    • Companies You may choose to send your employees offsite for training, but many training providers are willing to bring programs and instructors to your shop floor. Employees can be trained in new processes and procedures with the same tools they use every day.


  3. What are my instructor's credentials?
    • Both individuals and companies looking for continuing education and training should ensure that their instructor has advanced education, industry experience and teaching experience. If possible, talk to others who studied with this instructor and get their perspectives.


  4. What programs can the provider offer to assist me with the cost of continuing education or training?
    • Individuals Depending on their circumstances, individuals may qualify for local, state or federal job training funds. Often, local companies or foundations support individual job training, depending on your circumstances. Ask your admissions counselor or program provider to explore any opportunities available to help you meet the cost of continuing education or training.
    • Companies Companies often qualify for workforce development funding from their state government. Before you contract with a training provider, ask them to investigate any funding sources that might reduce your training costs.

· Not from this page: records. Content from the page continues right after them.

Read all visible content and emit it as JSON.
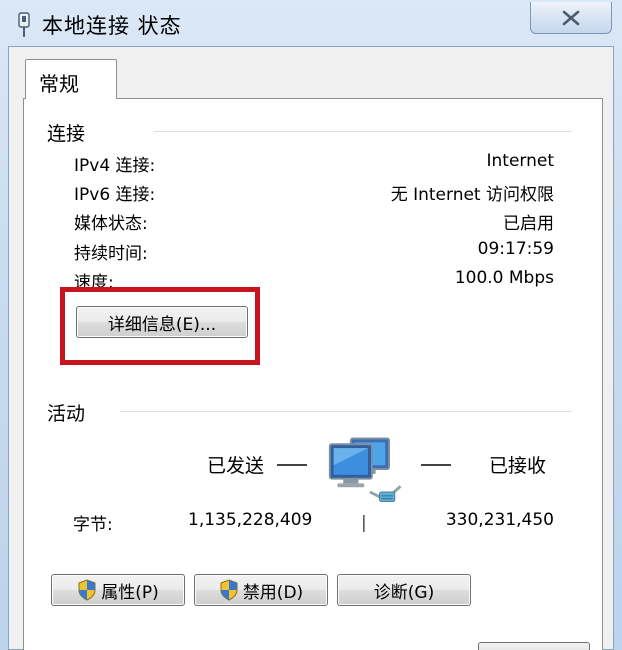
{
  "window": {
    "title": "本地连接 状态",
    "close_glyph": "✕"
  },
  "tabs": [
    {
      "label": "常规",
      "selected": true
    }
  ],
  "connection": {
    "header": "连接",
    "rows": [
      {
        "label": "IPv4 连接:",
        "value": "Internet"
      },
      {
        "label": "IPv6 连接:",
        "value": "无 Internet 访问权限"
      },
      {
        "label": "媒体状态:",
        "value": "已启用"
      },
      {
        "label": "持续时间:",
        "value": "09:17:59"
      },
      {
        "label": "速度:",
        "value": "100.0 Mbps"
      }
    ],
    "details_button": "详细信息(E)..."
  },
  "activity": {
    "header": "活动",
    "sent_label": "已发送",
    "received_label": "已接收",
    "bytes_label": "字节:",
    "bytes_sent": "1,135,228,409",
    "bytes_received": "330,231,450",
    "separator": "|"
  },
  "buttons": {
    "properties": "属性(P)",
    "disable": "禁用(D)",
    "diagnose": "诊断(G)"
  },
  "colors": {
    "highlight": "#c8141e",
    "title_bg": "#c9dcf0"
  },
  "icons": [
    "network-adapter-icon",
    "close-icon",
    "network-computers-icon",
    "shield-icon"
  ]
}
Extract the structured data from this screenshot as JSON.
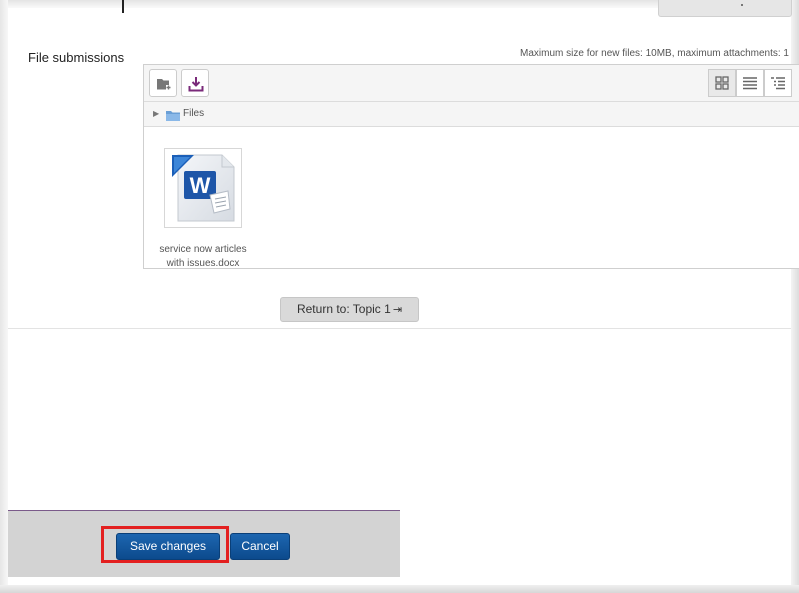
{
  "form": {
    "file_submissions_label": "File submissions",
    "max_size_text": "Maximum size for new files: 10MB, maximum attachments: 1"
  },
  "filepicker": {
    "toolbar": {
      "add_icon": "add-folder-icon",
      "download_icon": "download-icon",
      "view_icons": [
        "grid-view-icon",
        "list-view-icon",
        "tree-view-icon"
      ]
    },
    "path": {
      "folder_label": "Files"
    },
    "files": [
      {
        "name": "service now articles with issues.docx",
        "icon": "word-document-icon"
      }
    ]
  },
  "navigation": {
    "return_label": "Return to: Topic 1"
  },
  "actions": {
    "save_label": "Save changes",
    "cancel_label": "Cancel"
  },
  "colors": {
    "primary_button": "#0f55a0",
    "highlight": "#e32020",
    "download_icon": "#7a2a7a"
  }
}
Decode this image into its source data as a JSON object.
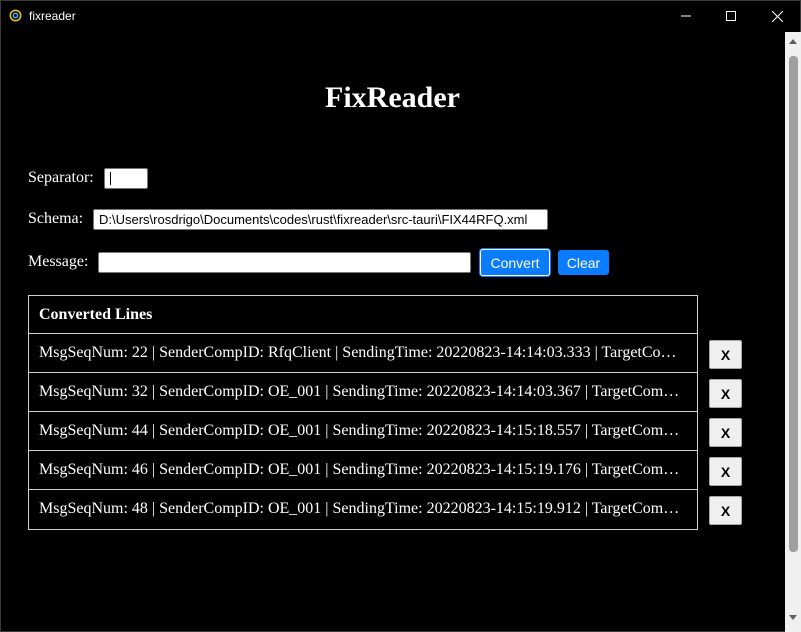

Once you've answered these four questions and are satisfied that the training you've chosen is right for you or your company, don't hesitate to act. If you haven't done it already, search the Internet for training opportunities, read industry newsletters, check local schools, college and universities or call your local manufacturer's association. The sooner you improve your skills, the better your chances for increased earnings, employment opportunities and job satisfaction. Continuing education and training are out there-go out and find your future!

Penn State Erie's plastics education technology program, initiated in 1989, enrolls more than 250 undergraduate students and is home to several outreach centers, including the Computer-Aided Engineering Center (CAE) and the Plastics Technology Center (PTC). The academic program is accredited by the Technology Accreditation Committee of the American Board for Engineering and Technology.

In addition to associate and bachelor's degree programs, faculty in the plastics program offer workforce development training for the plastics industry. Working through Penn State Erie's Center for Corporate and Continuing Education, employers may arrange in-house customized training for their employees, or they may send employees to the state-of-the-art plastics laboratory at Penn State Erie for a variety of workshops on injection molding, mold maintenance, mold cooling, gas-assist injection molding, part design, project management, plastics packaging, geometric dimensioning and tolerancing and more.